The decline of sharks in the global oceans underscores the need for careful assessment and monitoring of remaining populations. The northeastern Pacific is the home range for a genetically distinct clade of white sharks (Carcharodon carcharias). Little is known about the conservation status of this demographically isolated population, concentrated(More)
Are pelagic species such as sharks and tuna distributed homogenously or heterogeneously in the oceans? Large assemblages of these species have been observed at seamounts and offshore islands in the eastern tropical Pacific, which are considered hotspots of pelagic biodiversity. Is the species distribution uniform at these hotspots or do species aggregate at(More)
Behavior is an important mechanism of evolution and it is paid for through energy expenditure. Nevertheless, field biologists can rarely observe animals for more than a fraction of their daily activities and attempts to quantify behavior for modeling ecological processes often exclude cryptic yet important behavioral events. Over the past few years, an(More)
Mark-recapture techniques can be used to estimate white shark (Carcharodon carcharias) population abundance. These frameworks are based on assumptions that marks are conserved and animals are present at the sampling location over the entire duration of the study. Though these assumptions have been validated across short-time scales for white sharks,(More)
Ultrasonic telemetry is a preferred method for fish-movement studies. Despite surgical tag implantation being the most common method for affixing tags, many studies lack tests addressing the assumption that tagging has no effect on fish performance or survival. The threatened, anadromous green sturgeon, Acipenser medirostris, has little documentation(More)

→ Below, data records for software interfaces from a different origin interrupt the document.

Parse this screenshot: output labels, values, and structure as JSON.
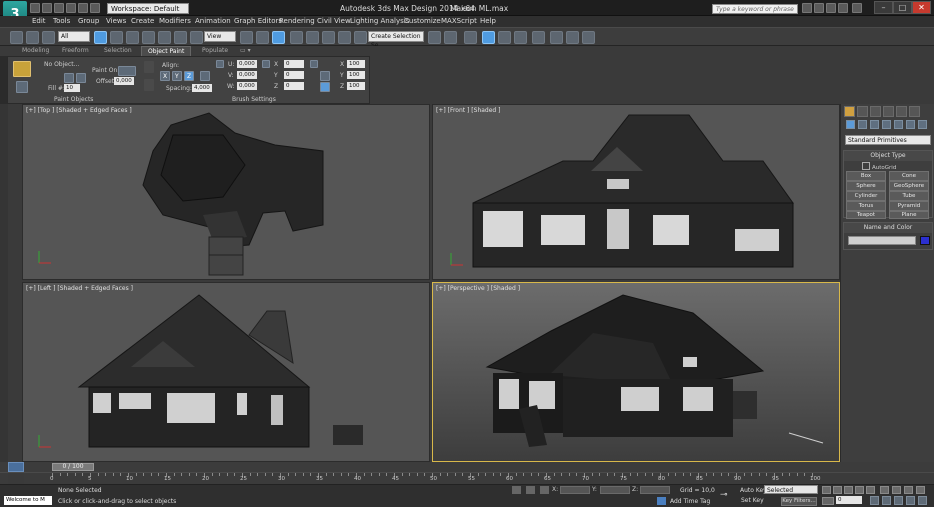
{
  "titlebar": {
    "logo_letter": "3",
    "workspace": "Workspace: Default",
    "app_title": "Autodesk 3ds Max Design 2014 x64",
    "file_title": "Maison ML.max",
    "search_placeholder": "Type a keyword or phrase"
  },
  "menu": [
    "Edit",
    "Tools",
    "Group",
    "Views",
    "Create",
    "Modifiers",
    "Animation",
    "Graph Editors",
    "Rendering",
    "Civil View",
    "Lighting Analysis",
    "Customize",
    "MAXScript",
    "Help"
  ],
  "toolbar": {
    "filter": "All",
    "refcoord": "View",
    "named_sel": "Create Selection Se"
  },
  "ribbon_tabs": [
    "Modeling",
    "Freeform",
    "Selection",
    "Object Paint",
    "Populate"
  ],
  "ribbon": {
    "no_object": "No Object...",
    "paint_on": "Paint On:",
    "offset_label": "Offset:",
    "offset_value": "0,000",
    "fill_label": "Fill #:",
    "fill_value": "10",
    "align_label": "Align:",
    "x": "X",
    "y": "Y",
    "z": "Z",
    "spacing_label": "Spacing:",
    "spacing_value": "4,000",
    "u_label": "U:",
    "u_value": "0,000",
    "v_label": "V:",
    "v_value": "0,000",
    "w_label": "W:",
    "w_value": "0,000",
    "rx_value": "0",
    "ry_value": "0",
    "rz_value": "0",
    "sx_value": "100",
    "sy_value": "100",
    "sz_value": "100",
    "group_paint_objects": "Paint Objects",
    "group_brush_settings": "Brush Settings"
  },
  "viewports": {
    "top": "[+] [Top ] [Shaded + Edged Faces ]",
    "front": "[+] [Front ] [Shaded ]",
    "left": "[+] [Left ] [Shaded + Edged Faces ]",
    "perspective": "[+] [Perspective ] [Shaded ]"
  },
  "command_panel": {
    "category": "Standard Primitives",
    "object_type": "Object Type",
    "autogrid": "AutoGrid",
    "buttons": [
      "Box",
      "Cone",
      "Sphere",
      "GeoSphere",
      "Cylinder",
      "Tube",
      "Torus",
      "Pyramid",
      "Teapot",
      "Plane"
    ],
    "name_and_color": "Name and Color",
    "swatch_color": "#2b2fd0"
  },
  "timeline": {
    "frame_range": "0 / 100",
    "ticks": [
      "0",
      "5",
      "10",
      "15",
      "20",
      "25",
      "30",
      "35",
      "40",
      "45",
      "50",
      "55",
      "60",
      "65",
      "70",
      "75",
      "80",
      "85",
      "90",
      "95",
      "100"
    ]
  },
  "status": {
    "maxscript": "Welcome to M",
    "selection": "None Selected",
    "prompt": "Click or click-and-drag to select objects",
    "x_label": "X:",
    "y_label": "Y:",
    "z_label": "Z:",
    "grid": "Grid = 10,0",
    "add_time_tag": "Add Time Tag",
    "auto_key": "Auto Key",
    "set_key": "Set Key",
    "selected": "Selected",
    "key_filters": "Key Filters...",
    "frame": "0"
  }
}
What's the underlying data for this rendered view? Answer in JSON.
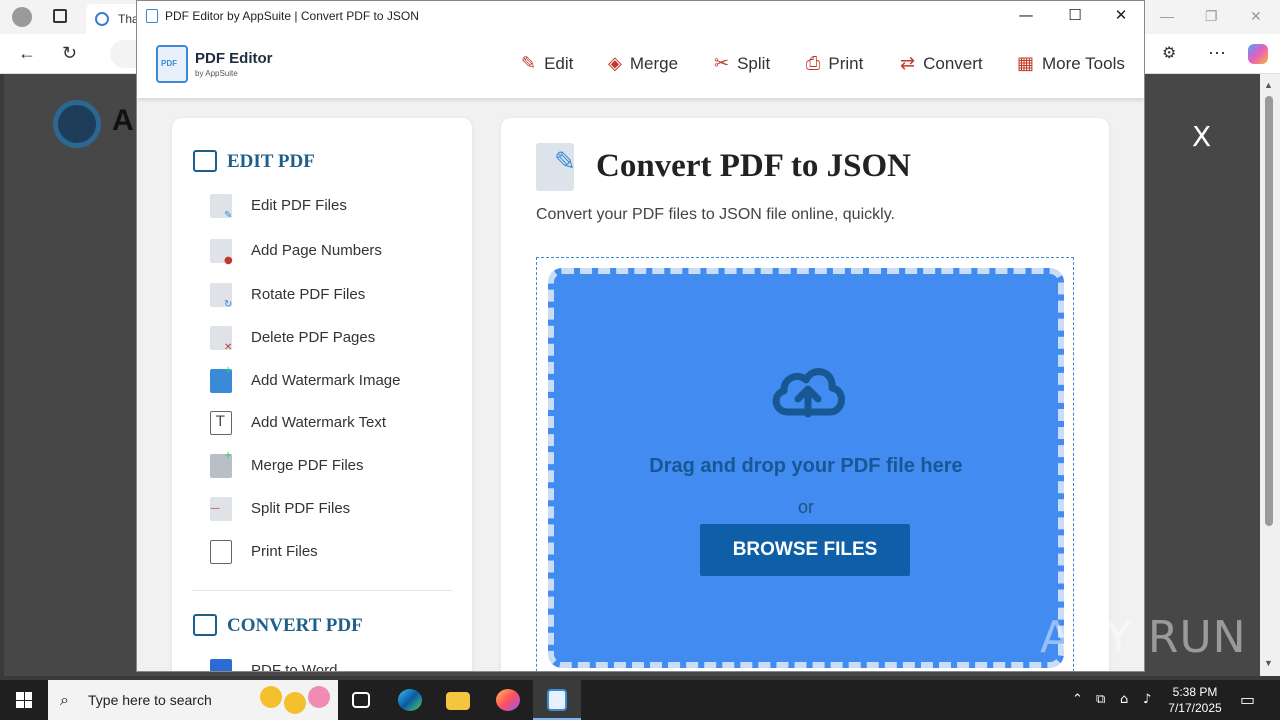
{
  "window": {
    "title": "PDF Editor by AppSuite | Convert PDF to JSON",
    "minimize_glyph": "—",
    "maximize_glyph": "☐",
    "close_glyph": "✕"
  },
  "background_browser": {
    "tab_title": "Tha",
    "page_logo_letter": "A",
    "overlay_close": "X"
  },
  "brand": {
    "icon_label": "PDF",
    "name": "PDF Editor",
    "sub": "by AppSuite"
  },
  "topnav": [
    {
      "label": "Edit",
      "icon": "pencil-icon",
      "glyph": "✎"
    },
    {
      "label": "Merge",
      "icon": "layers-icon",
      "glyph": "◈"
    },
    {
      "label": "Split",
      "icon": "scissors-icon",
      "glyph": "✂"
    },
    {
      "label": "Print",
      "icon": "printer-icon",
      "glyph": "⎙"
    },
    {
      "label": "Convert",
      "icon": "convert-icon",
      "glyph": "⇄"
    },
    {
      "label": "More Tools",
      "icon": "grid-icon",
      "glyph": "▦"
    }
  ],
  "sidebar": {
    "edit_section": {
      "title": "EDIT PDF",
      "items": [
        {
          "label": "Edit PDF Files",
          "icon": "edit-file-icon"
        },
        {
          "label": "Add Page Numbers",
          "icon": "page-numbers-icon"
        },
        {
          "label": "Rotate PDF Files",
          "icon": "rotate-file-icon"
        },
        {
          "label": "Delete PDF Pages",
          "icon": "delete-page-icon"
        },
        {
          "label": "Add Watermark Image",
          "icon": "watermark-image-icon"
        },
        {
          "label": "Add Watermark Text",
          "icon": "watermark-text-icon"
        },
        {
          "label": "Merge PDF Files",
          "icon": "merge-files-icon"
        },
        {
          "label": "Split PDF Files",
          "icon": "split-files-icon"
        },
        {
          "label": "Print Files",
          "icon": "print-files-icon"
        }
      ]
    },
    "convert_section": {
      "title": "CONVERT PDF",
      "items": [
        {
          "label": "PDF to Word",
          "icon": "word-file-icon"
        }
      ]
    }
  },
  "main": {
    "title": "Convert PDF to JSON",
    "subtitle": "Convert your PDF files to JSON file online, quickly.",
    "dropzone": {
      "prompt": "Drag and drop your PDF file here",
      "or": "or",
      "button": "BROWSE FILES"
    }
  },
  "taskbar": {
    "search_placeholder": "Type here to search",
    "time": "5:38 PM",
    "date": "7/17/2025"
  },
  "watermark": "ANY RUN",
  "colors": {
    "accent": "#1d5f8a",
    "dropzone": "#428bf0",
    "button": "#0f5fa8",
    "nav_icon": "#c0392b"
  }
}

In the final phase of their spawning migration, Pacific salmon use chemical cues to identify their home river, but how they navigate from the open ocean to the correct coastal area has remained enigmatic. To test the hypothesis that salmon imprint on the magnetic field that exists where they first enter the sea and later seek the same field upon return, we(More)
Understanding smolt migration dynamics is a critical step in the preservation and conservation of imperiled salmonids in California’s Sacramento River system. Late-fall run Chinook salmon yearling smolts were acoustically tagged and tracked during their outmigration through California’s Sacramento River and San Francisco Estuary during 2007–2009. Migration(More)
Conservation of the threatened green sturgeon Acipenser medirostris in the Sacramento River of California is impeded by lack of information on its historical distribution and an understanding of how impassable dams and altered hydro-graphs are influencing its distribution. The habitat preferences of green sturgeon are characterized in terms of river(More)